The Migrant Association
Chairman of the Jammu Kashmir Political Migrant Front For All Parties All Communities, Sheikh Mohiuddin Shabnum, is working for the safety of political workers in Srinagar.
Shabnum, a resident of south Kashmir’s Anantnag district, is living in a hotel in an upscale area of Srinagar. He had migrated to Srinagar city after the advent of militancy in the 1990s.
Talking to News Central 24×7, Shabnum says, “We have been residing in these hotels in Srinagar for the last thirty years, due to the threat to our lives. For thirty years, we have been asking successive governments to provide us colonies. Name it anything like Modinagar or Muftinagar, but we need separate colonies so that we don’t have to live in fear.”

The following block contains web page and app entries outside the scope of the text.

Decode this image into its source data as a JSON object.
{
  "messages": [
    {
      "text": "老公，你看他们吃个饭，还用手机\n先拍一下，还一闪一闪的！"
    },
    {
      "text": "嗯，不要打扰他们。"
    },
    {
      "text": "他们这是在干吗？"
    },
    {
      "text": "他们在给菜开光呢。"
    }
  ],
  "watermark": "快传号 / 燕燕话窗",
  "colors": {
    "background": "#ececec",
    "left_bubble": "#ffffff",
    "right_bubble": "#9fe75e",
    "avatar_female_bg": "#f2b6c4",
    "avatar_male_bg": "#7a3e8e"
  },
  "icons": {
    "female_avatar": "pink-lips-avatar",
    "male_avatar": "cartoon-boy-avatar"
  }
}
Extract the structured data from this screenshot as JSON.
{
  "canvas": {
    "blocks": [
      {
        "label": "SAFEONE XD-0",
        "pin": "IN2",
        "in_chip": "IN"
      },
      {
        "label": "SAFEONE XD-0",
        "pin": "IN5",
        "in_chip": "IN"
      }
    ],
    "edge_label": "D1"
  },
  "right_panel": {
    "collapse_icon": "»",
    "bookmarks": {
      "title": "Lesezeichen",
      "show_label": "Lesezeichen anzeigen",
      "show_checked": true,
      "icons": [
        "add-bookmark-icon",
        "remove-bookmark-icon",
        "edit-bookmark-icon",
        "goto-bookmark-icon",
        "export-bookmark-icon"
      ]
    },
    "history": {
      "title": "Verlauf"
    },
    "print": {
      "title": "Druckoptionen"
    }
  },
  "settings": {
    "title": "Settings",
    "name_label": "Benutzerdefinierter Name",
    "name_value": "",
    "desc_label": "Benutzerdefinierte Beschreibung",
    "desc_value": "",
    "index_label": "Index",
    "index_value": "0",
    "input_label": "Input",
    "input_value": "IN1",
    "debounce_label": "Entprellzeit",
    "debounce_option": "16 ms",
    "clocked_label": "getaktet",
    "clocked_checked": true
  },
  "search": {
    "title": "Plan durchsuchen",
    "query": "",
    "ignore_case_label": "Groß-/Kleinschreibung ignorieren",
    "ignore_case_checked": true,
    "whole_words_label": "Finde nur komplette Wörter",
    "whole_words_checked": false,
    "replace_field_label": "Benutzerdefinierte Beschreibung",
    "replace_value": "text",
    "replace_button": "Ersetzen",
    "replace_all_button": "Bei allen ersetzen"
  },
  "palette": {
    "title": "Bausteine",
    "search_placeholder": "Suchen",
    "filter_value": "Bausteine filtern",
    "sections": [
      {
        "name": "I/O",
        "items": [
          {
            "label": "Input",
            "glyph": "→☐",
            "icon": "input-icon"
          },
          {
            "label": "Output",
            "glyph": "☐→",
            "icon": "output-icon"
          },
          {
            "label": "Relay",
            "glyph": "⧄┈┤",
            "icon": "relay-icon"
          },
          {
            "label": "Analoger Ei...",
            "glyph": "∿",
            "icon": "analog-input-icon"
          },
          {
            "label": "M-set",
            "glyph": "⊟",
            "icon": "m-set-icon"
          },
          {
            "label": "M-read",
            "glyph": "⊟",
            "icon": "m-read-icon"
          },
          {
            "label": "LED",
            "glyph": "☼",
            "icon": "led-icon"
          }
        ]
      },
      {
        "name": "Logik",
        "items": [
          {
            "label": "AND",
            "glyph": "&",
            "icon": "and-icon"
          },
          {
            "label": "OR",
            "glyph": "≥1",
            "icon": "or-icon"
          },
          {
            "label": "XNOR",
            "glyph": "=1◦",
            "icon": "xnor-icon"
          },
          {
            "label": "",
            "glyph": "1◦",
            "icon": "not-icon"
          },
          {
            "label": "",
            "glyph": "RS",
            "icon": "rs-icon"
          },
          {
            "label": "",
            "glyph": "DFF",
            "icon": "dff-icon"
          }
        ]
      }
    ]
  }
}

“My house in Anantnag is in total shambles. I am not able to visit the place. It has been locked for the past thirty years.”, he added.
Shabnum says that Jammu Kashmir Political Migrant Front has accommodated political workers from areas like Baramulla, Doda, Kupwara, Kulgam, Pulwama and Bandipora.

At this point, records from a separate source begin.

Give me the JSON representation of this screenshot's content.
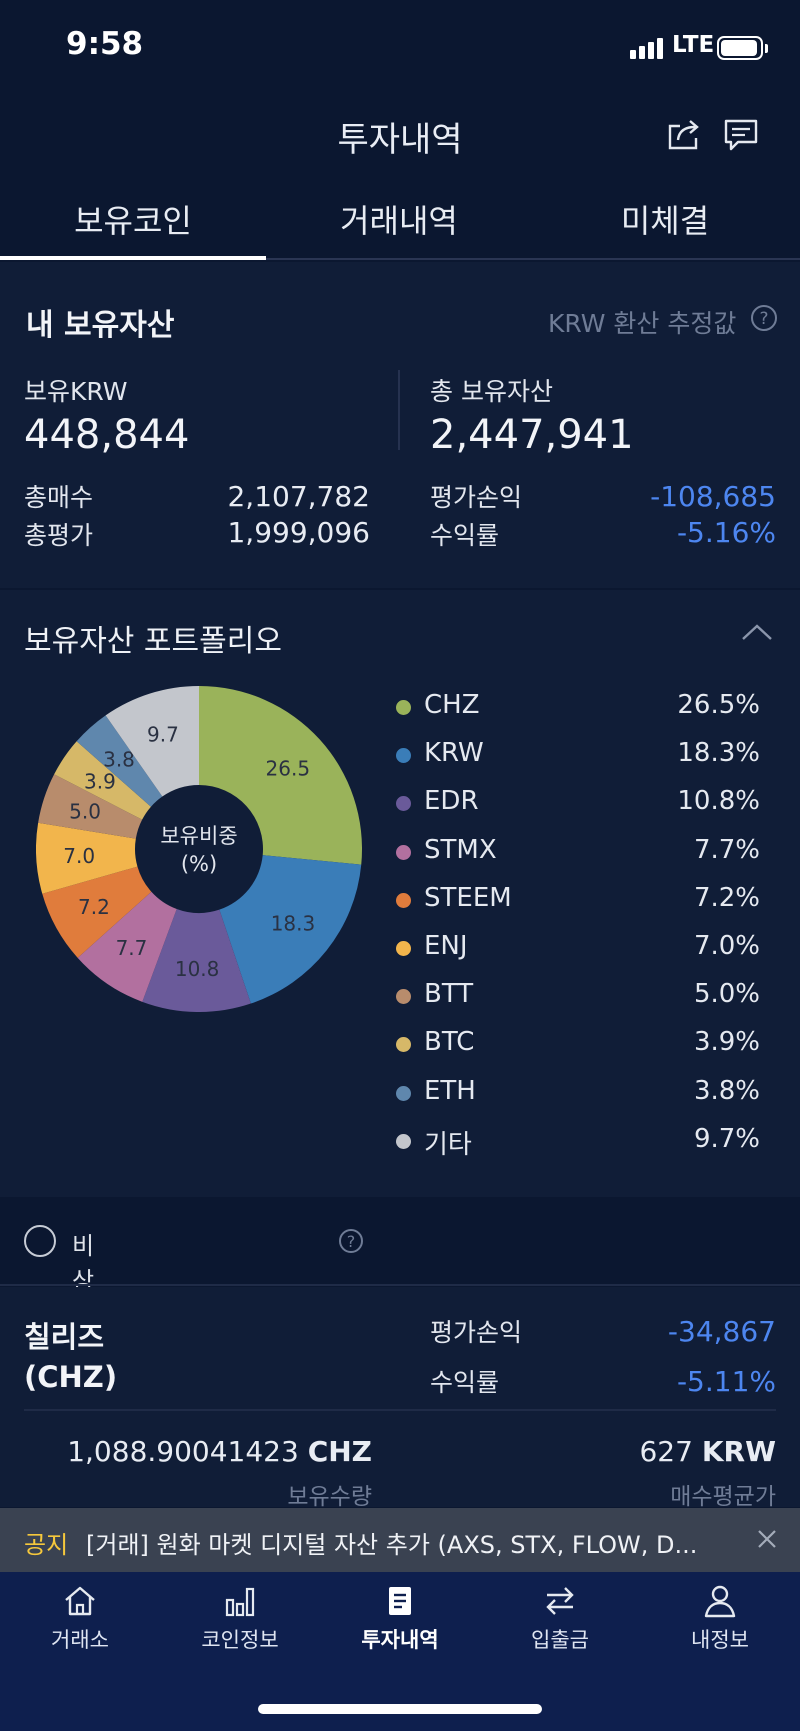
{
  "status_bar": {
    "time": "9:58",
    "network": "LTE"
  },
  "header": {
    "title": "투자내역"
  },
  "tabs": [
    "보유코인",
    "거래내역",
    "미체결"
  ],
  "assets": {
    "title": "내 보유자산",
    "krw_note": "KRW 환산 추정값",
    "held_krw_label": "보유KRW",
    "held_krw_value": "448,844",
    "total_label": "총 보유자산",
    "total_value": "2,447,941",
    "buy_label": "총매수",
    "buy_value": "2,107,782",
    "eval_label": "총평가",
    "eval_value": "1,999,096",
    "pl_label": "평가손익",
    "pl_value": "-108,685",
    "rate_label": "수익률",
    "rate_value": "-5.16%"
  },
  "portfolio": {
    "title": "보유자산 포트폴리오",
    "center_label_1": "보유비중",
    "center_label_2": "(%)"
  },
  "chart_data": {
    "type": "pie",
    "categories": [
      "CHZ",
      "KRW",
      "EDR",
      "STMX",
      "STEEM",
      "ENJ",
      "BTT",
      "BTC",
      "ETH",
      "기타"
    ],
    "values": [
      26.5,
      18.3,
      10.8,
      7.7,
      7.2,
      7.0,
      5.0,
      3.9,
      3.8,
      9.7
    ],
    "slice_labels": [
      "26.5",
      "18.3",
      "10.8",
      "7.7",
      "7.2",
      "7.0",
      "5.0",
      "3.9",
      "3.8",
      "9.7"
    ],
    "legend_pcts": [
      "26.5%",
      "18.3%",
      "10.8%",
      "7.7%",
      "7.2%",
      "7.0%",
      "5.0%",
      "3.9%",
      "3.8%",
      "9.7%"
    ],
    "colors": [
      "#9ab35a",
      "#3a7db8",
      "#6a5a9a",
      "#b2709f",
      "#e07c3c",
      "#f2b54c",
      "#b88c6c",
      "#d6b868",
      "#5f87ad",
      "#c3c6cc"
    ],
    "legend_placement": "right"
  },
  "hide_toggle": {
    "label": "비상장/소액 코인 숨기기"
  },
  "coin": {
    "name_line1": "칠리즈",
    "name_line2": "(CHZ)",
    "pl_label": "평가손익",
    "pl_value": "-34,867",
    "rate_label": "수익률",
    "rate_value": "-5.11%",
    "qty_value": "1,088.90041423",
    "qty_unit": "CHZ",
    "qty_label": "보유수량",
    "avg_value": "627",
    "avg_unit": "KRW",
    "avg_label": "매수평균가"
  },
  "notice": {
    "tag": "공지",
    "text": "[거래] 원화 마켓 디지털 자산 추가 (AXS, STX, FLOW, D..."
  },
  "nav": [
    {
      "label": "거래소",
      "icon": "home-icon"
    },
    {
      "label": "코인정보",
      "icon": "bar-chart-icon"
    },
    {
      "label": "투자내역",
      "icon": "document-icon"
    },
    {
      "label": "입출금",
      "icon": "transfer-icon"
    },
    {
      "label": "내정보",
      "icon": "person-icon"
    }
  ]
}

These political workers, from across Kashmir, have been accommodated in around 18 hotels in Srinagar.
When asked what work he does for the migrant political workers, he said, “I provide registration, Personnel Security Officers and provide them (political workers) hotel rooms in Srinagar.”

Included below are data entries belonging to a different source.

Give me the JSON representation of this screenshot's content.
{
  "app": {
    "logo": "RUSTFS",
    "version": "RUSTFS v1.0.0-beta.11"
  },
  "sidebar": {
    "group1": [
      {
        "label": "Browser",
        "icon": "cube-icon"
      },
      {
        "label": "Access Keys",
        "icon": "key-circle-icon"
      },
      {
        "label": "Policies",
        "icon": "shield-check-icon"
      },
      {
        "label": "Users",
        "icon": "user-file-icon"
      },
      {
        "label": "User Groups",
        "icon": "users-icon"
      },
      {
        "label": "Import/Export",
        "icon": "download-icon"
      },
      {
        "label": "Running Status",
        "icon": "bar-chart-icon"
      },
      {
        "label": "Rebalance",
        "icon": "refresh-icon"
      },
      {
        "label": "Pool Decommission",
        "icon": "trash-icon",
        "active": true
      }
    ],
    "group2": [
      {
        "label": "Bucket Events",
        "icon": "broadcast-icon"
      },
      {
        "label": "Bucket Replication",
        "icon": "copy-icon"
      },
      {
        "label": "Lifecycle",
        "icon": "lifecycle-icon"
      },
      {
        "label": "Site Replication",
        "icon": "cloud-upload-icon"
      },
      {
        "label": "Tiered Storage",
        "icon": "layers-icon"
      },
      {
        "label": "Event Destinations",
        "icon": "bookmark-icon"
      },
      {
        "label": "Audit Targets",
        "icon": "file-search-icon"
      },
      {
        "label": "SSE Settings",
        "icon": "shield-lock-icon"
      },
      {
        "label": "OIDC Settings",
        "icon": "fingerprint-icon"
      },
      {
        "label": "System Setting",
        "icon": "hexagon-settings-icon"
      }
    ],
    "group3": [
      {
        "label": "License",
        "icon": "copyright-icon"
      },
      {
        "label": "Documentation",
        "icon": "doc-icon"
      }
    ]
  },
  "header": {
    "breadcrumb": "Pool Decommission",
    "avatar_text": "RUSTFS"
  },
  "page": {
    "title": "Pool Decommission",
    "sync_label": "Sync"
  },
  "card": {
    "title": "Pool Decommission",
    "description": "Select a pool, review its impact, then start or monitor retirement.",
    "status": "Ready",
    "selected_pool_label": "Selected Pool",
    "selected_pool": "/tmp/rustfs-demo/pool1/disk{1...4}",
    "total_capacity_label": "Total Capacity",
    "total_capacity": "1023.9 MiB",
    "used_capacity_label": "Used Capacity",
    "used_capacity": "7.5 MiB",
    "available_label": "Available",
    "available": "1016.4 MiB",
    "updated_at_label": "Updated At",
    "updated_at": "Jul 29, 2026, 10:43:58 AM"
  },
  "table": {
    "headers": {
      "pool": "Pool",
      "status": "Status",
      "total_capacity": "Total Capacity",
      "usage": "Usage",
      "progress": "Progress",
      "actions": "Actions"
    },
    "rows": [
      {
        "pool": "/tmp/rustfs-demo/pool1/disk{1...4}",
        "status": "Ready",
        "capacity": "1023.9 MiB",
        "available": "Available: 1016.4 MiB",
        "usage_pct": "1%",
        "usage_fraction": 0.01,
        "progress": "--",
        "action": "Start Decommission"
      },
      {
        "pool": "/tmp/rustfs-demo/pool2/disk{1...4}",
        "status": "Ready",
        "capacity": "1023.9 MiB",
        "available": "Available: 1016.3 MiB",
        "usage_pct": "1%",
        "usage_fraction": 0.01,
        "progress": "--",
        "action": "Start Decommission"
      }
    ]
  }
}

Shabnum said that he was interrogated by militants in the early 1990s for carrying out mainstream activities in Kashmir.
He explained that violence was not an option for the people of Kashmir and that New Delhi should start a dialogue process with the Hurriyat so that the situation improves.
“I met Rajnathji twice in Srinagar. And on both occassions, I told him to talk with Geelani Sahab, Molvi Sahab (Mirwaiz Umar Farooq) and Yasin Sahab. A solution will come when they (New Delhi) will talk to Hurriyat. We are on the ground and will do everything under our command to normalize the situation, only if New Delhi starts a dialogue process.”
In 2014, Mufti Sayeed decided to join hands with the BJP, aiming to connect the people of Kashmir with the rest of India. During his swearing-in ceremony as the chief minister, Mufti uttered these words,“We want to connect Kashmiri people with rest of the country. History has given us a chance. We have a majority in Kashmir, BJP has got the majority in Jammu.”However, only three and half years down the line, Mufti’s vision has come crumbling down in front of his daughter’s eyes. Not only has she lost power, but is also on the verge of losing her party.
The BJP has rattled PDP in its own backyard – south Kashmir. Had PDP not betrayed its own workers, things might have been different this time for the party. “Our party was 100 percent popular among masses in 2014. Our popularity came down drastically in only three and a half years. In 2018, our popularity is only five percent in 2018. We had to pay a heavy price for joining hands with BJP. Things are back to 1990s,”says a PDP sympathiser from Pampore.
Given the duress under which the political workers are working and living in south Kashmir, the region has become no more than a graveyard for mainstream political workers.
Note: Some of the names and places have been changed to hide the identity of the political workers given the volatile situation in Kashmir.